A Justification of the Moral Permissibility of Punishment
This paper addresses the philosophical question of whether the act of punishing those who commit criminal wrongdoings is morally permissible or not. In addressing this question, I explore various theories in order to demonstrate that to properly value the victim of a crime, it is necessary for the state to appropriately express disapproval of the action through censure. I also argue that the infliction of hard treatment onto the wrongdoer is necessary in order to appropriately convey the message that the victim has moral value. These features of a justification of the moral permissibility of punishment also serve to form a solution to the problem of punishment that David Boonin describes in his work, The Problem of Punishment.

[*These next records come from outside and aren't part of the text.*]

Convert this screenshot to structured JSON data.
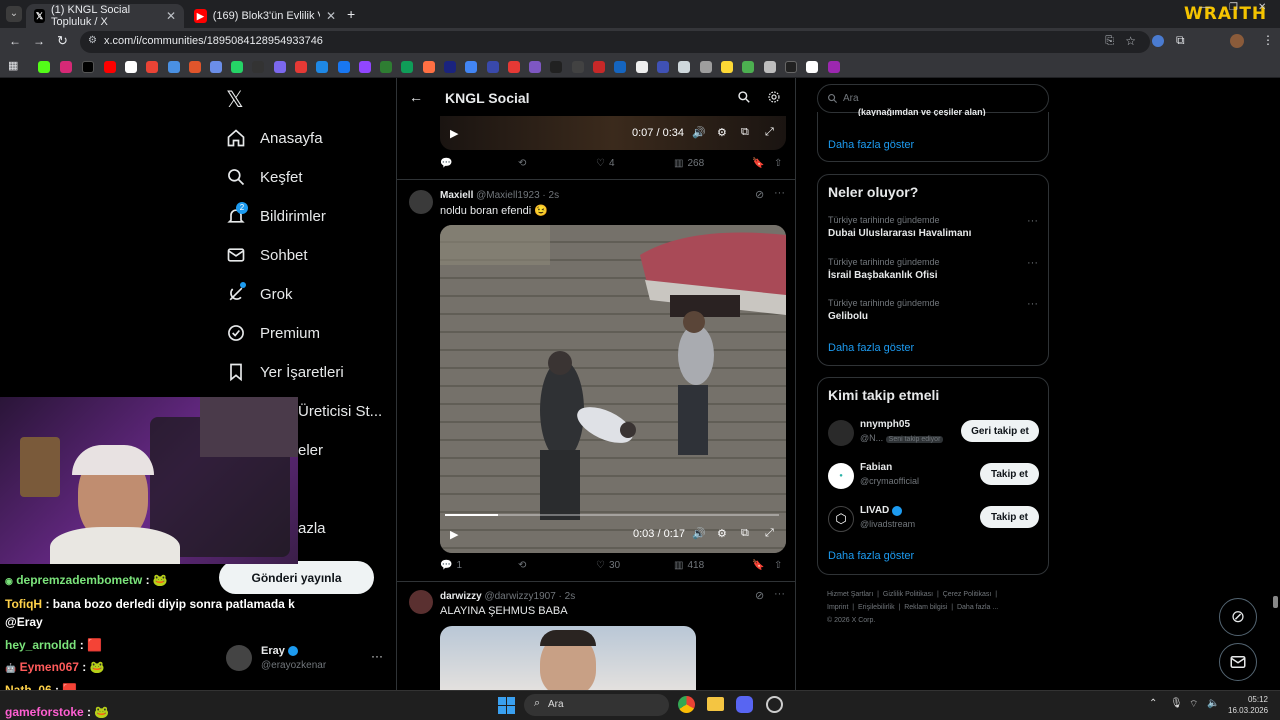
{
  "browser": {
    "tabs": [
      {
        "title": "(1) KNGL Social Topluluk / X",
        "active": true
      },
      {
        "title": "(169) Blok3'ün Evlilik Ve Çocuk",
        "active": false
      }
    ],
    "url": "x.com/i/communities/1895084128954933746",
    "branding": "WRAITH"
  },
  "nav": {
    "items": [
      {
        "label": "Anasayfa",
        "icon": "home-icon"
      },
      {
        "label": "Keşfet",
        "icon": "search-icon"
      },
      {
        "label": "Bildirimler",
        "icon": "bell-icon",
        "badge": "2"
      },
      {
        "label": "Sohbet",
        "icon": "mail-icon"
      },
      {
        "label": "Grok",
        "icon": "grok-icon"
      },
      {
        "label": "Premium",
        "icon": "premium-icon"
      },
      {
        "label": "Yer İşaretleri",
        "icon": "bookmark-icon"
      },
      {
        "label": "Üreticisi St..."
      },
      {
        "label": "eler"
      },
      {
        "label": "azla"
      }
    ],
    "post_button": "Gönderi yayınla",
    "account": {
      "name": "Eray",
      "handle": "@erayozkenar"
    }
  },
  "header": {
    "title": "KNGL Social"
  },
  "posts": [
    {
      "video_time": "0:07 / 0:34",
      "replies": "",
      "likes": "4",
      "views": "268"
    },
    {
      "name": "Maxiell",
      "handle": "@Maxiell1923 · 2s",
      "text": "noldu boran efendi 😉",
      "video_time": "0:03 / 0:17",
      "progress": 0.16,
      "replies": "1",
      "likes": "30",
      "views": "418"
    },
    {
      "name": "darwizzy",
      "handle": "@darwizzy1907 · 2s",
      "text": "ALAYINA ŞEHMUS BABA"
    }
  ],
  "search": {
    "placeholder": "Ara"
  },
  "right": {
    "partial_text": "(kaynağımdan ve çeşiler alan)",
    "show_more": "Daha fazla göster",
    "trends_title": "Neler oluyor?",
    "trends": [
      {
        "context": "Türkiye tarihinde gündemde",
        "name": "Dubai Uluslararası Havalimanı"
      },
      {
        "context": "Türkiye tarihinde gündemde",
        "name": "İsrail Başbakanlık Ofisi"
      },
      {
        "context": "Türkiye tarihinde gündemde",
        "name": "Gelibolu"
      }
    ],
    "who_title": "Kimi takip etmeli",
    "who": [
      {
        "name": "nnymph05",
        "handle": "@N...",
        "tag": "Seni takip ediyor",
        "button": "Geri takip et"
      },
      {
        "name": "Fabian",
        "handle": "@crymaofficial",
        "tag": "",
        "button": "Takip et"
      },
      {
        "name": "LIVAD",
        "handle": "@livadstream",
        "tag": "",
        "button": "Takip et"
      }
    ],
    "footer": [
      "Hizmet Şartları",
      "Gizlilik Politikası",
      "Çerez Politikası",
      "Imprint",
      "Erişilebilirlik",
      "Reklam bilgisi",
      "Daha fazla ...",
      "© 2026 X Corp."
    ]
  },
  "chat": [
    {
      "user": "depremzadembometw",
      "msg": " : 🐸",
      "color": "#7be37b"
    },
    {
      "user": "TofiqH",
      "msg": " : bana bozo derledi diyip sonra patlamada k",
      "color": "#ffd24a"
    },
    {
      "user": "",
      "msg": "@Eray",
      "color": "#ffffff"
    },
    {
      "user": "hey_arnoldd",
      "msg": " : 🟥",
      "color": "#7be37b"
    },
    {
      "user": "Eymen067",
      "msg": " : 🐸",
      "color": "#ff5b5b"
    },
    {
      "user": "Nath_06",
      "msg": " : 🟥",
      "color": "#ffd24a"
    },
    {
      "user": "gameforstoke",
      "msg": " : 🐸",
      "color": "#ff5fd2"
    }
  ],
  "taskbar": {
    "search": "Ara",
    "time": "05:12",
    "date": "16.03.2026"
  }
}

Through use of censure, value, and victim-centered approaches found in existing literature on punishment, as well as a unique view on the ability to value victims that are absent in a significant way, I attempt to form a view that successfully challenges the claim that it is not permissible to inflict punishment on those who commit wrongdoings.